Hmmm. That solves a lot of problems raised by Horner: T. rex as a
chelonivore! I like it! Quick, write a paper for Nature! Crushing teeth
for hard, thick shell; slow moving prey, so no need to run; no need to
use the puny arms........

Kenneth Carpenter, Ph.D.
Curator of Lower Vertebrate Paleontology/
Chief Preparator
Department of Earth Sciences
Denver Museum of Nature & Science
2001 Colorado Blvd.
Denver, CO 80205
Phone: 303-370-6392
Fax: 303-331-6492
for PDFs of some of my publications, as well as information of the Cedar
Mountain Project: 

-----Original Message-----
From: owner-dinosaur@usc.edu [mailto:owner-dinosaur@usc.edu] On Behalf
Of dannj@alphalink.com.au
Sent: Sunday, February 05, 2006 4:25 PM
Subject: Re: Turtles and dinosaur predators (Re: Oviraptorids as

On Sun, 05 Feb 2006 14:55:18 -0800 (pst), Phil Bigelow wrote
> To a tyrannosaur, chasing and eating a land tortoise is like a human 
> running-down and eating a pie that is sitting on a picnic table.
>  How did these (relatively immobile) land creatures avoid predators 
> with a bite force of over a ton per square inch?

Sam Neil wandered about the Cretaceous landscape, telling the tortoises
to 'stand still'. :)

Seriously -- you might as well ask how ostriches ever manage to incubate
their eggs, or how new-born gazelles don't all get found and eaten by

Predators tend to be pretty thin on the ground, so when you're a
small(ish) animal in a big landscape, the chances of a predator
happening to cross your path is probably fairly small.

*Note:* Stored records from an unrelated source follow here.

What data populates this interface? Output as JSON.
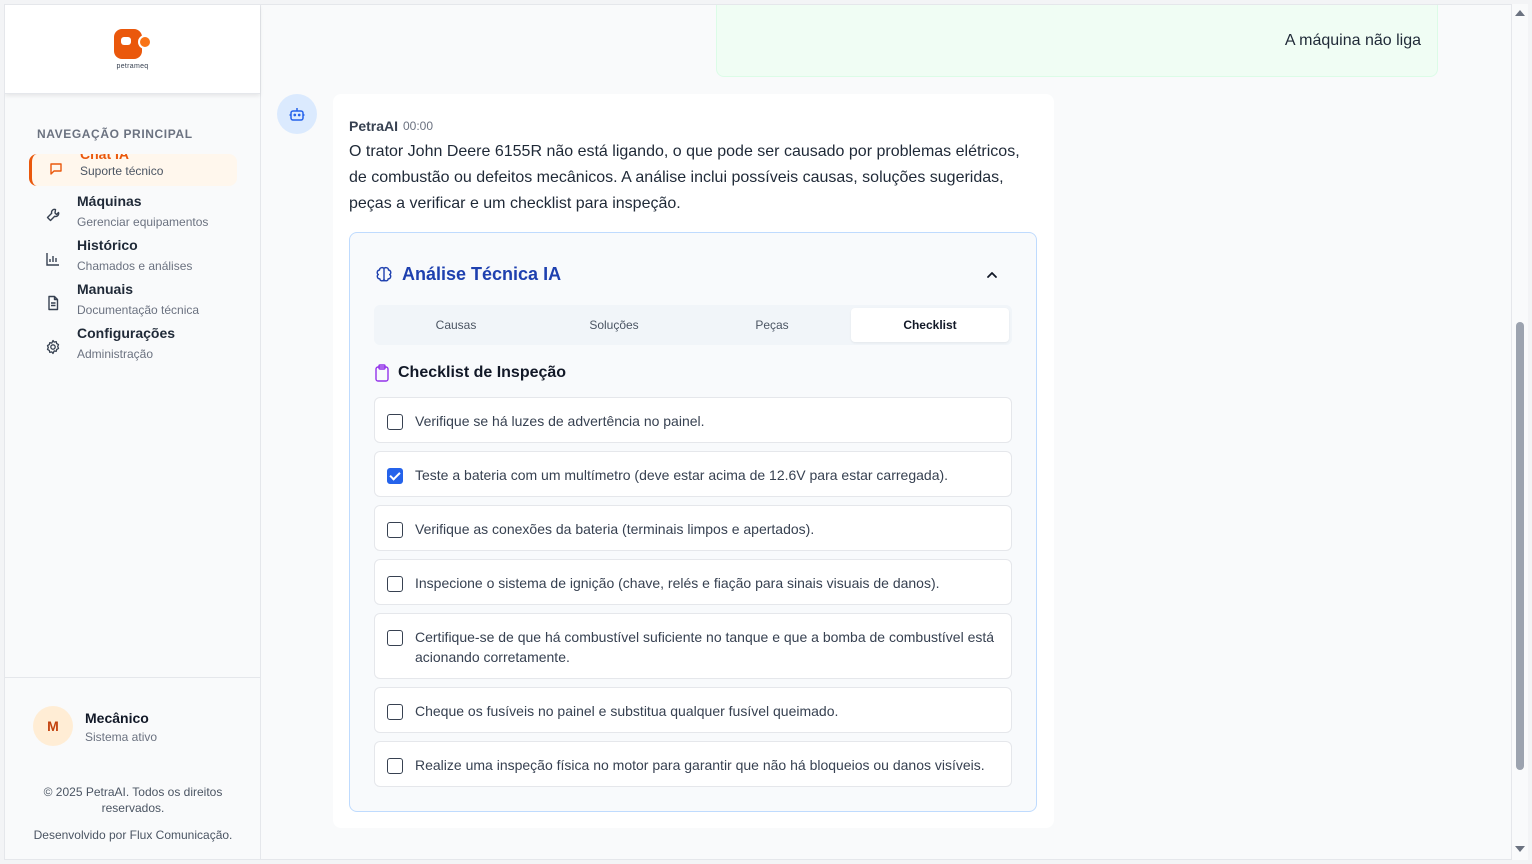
{
  "brand": {
    "logo_text": "petrameq"
  },
  "sidebar": {
    "nav_title": "NAVEGAÇÃO PRINCIPAL",
    "items": [
      {
        "label": "Chat IA",
        "sub": "Suporte técnico",
        "icon": "chat-icon"
      },
      {
        "label": "Máquinas",
        "sub": "Gerenciar equipamentos",
        "icon": "wrench-icon"
      },
      {
        "label": "Histórico",
        "sub": "Chamados e análises",
        "icon": "chart-icon"
      },
      {
        "label": "Manuais",
        "sub": "Documentação técnica",
        "icon": "document-icon"
      },
      {
        "label": "Configurações",
        "sub": "Administração",
        "icon": "gear-icon"
      }
    ],
    "user": {
      "initial": "M",
      "name": "Mecânico",
      "status": "Sistema ativo"
    },
    "copyright": "© 2025 PetraAI. Todos os direitos reservados.",
    "developer": "Desenvolvido por Flux Comunicação."
  },
  "chat": {
    "user_message": "A máquina não liga",
    "bot": {
      "name": "PetraAI",
      "time": "00:00",
      "text": "O trator John Deere 6155R não está ligando, o que pode ser causado por problemas elétricos, de combustão ou defeitos mecânicos. A análise inclui possíveis causas, soluções sugeridas, peças a verificar e um checklist para inspeção."
    }
  },
  "analysis": {
    "title": "Análise Técnica IA",
    "tabs": [
      "Causas",
      "Soluções",
      "Peças",
      "Checklist"
    ],
    "active_tab": "Checklist",
    "checklist_title": "Checklist de Inspeção",
    "items": [
      {
        "text": "Verifique se há luzes de advertência no painel.",
        "checked": false
      },
      {
        "text": "Teste a bateria com um multímetro (deve estar acima de 12.6V para estar carregada).",
        "checked": true
      },
      {
        "text": "Verifique as conexões da bateria (terminais limpos e apertados).",
        "checked": false
      },
      {
        "text": "Inspecione o sistema de ignição (chave, relés e fiação para sinais visuais de danos).",
        "checked": false
      },
      {
        "text": "Certifique-se de que há combustível suficiente no tanque e que a bomba de combustível está acionando corretamente.",
        "checked": false
      },
      {
        "text": "Cheque os fusíveis no painel e substitua qualquer fusível queimado.",
        "checked": false
      },
      {
        "text": "Realize uma inspeção física no motor para garantir que não há bloqueios ou danos visíveis.",
        "checked": false
      }
    ]
  },
  "colors": {
    "accent": "#ea580c",
    "primary": "#2563eb",
    "title_blue": "#1e40af",
    "user_bubble": "#f0fdf4"
  }
}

If the prey
species in question happened to look a lot like a rock, and spent a lot
of time staying still, even a Tyrannosaur who's vision isn't based
solely on movement (ie. almost certainly all of them) might not notice
the tortoise.


Dann Pigdon
GIS / Archaeologist         http://heretichides.soffiles.com
Melbourne, Australia        http://www.geocities.com/dannsdinosaurs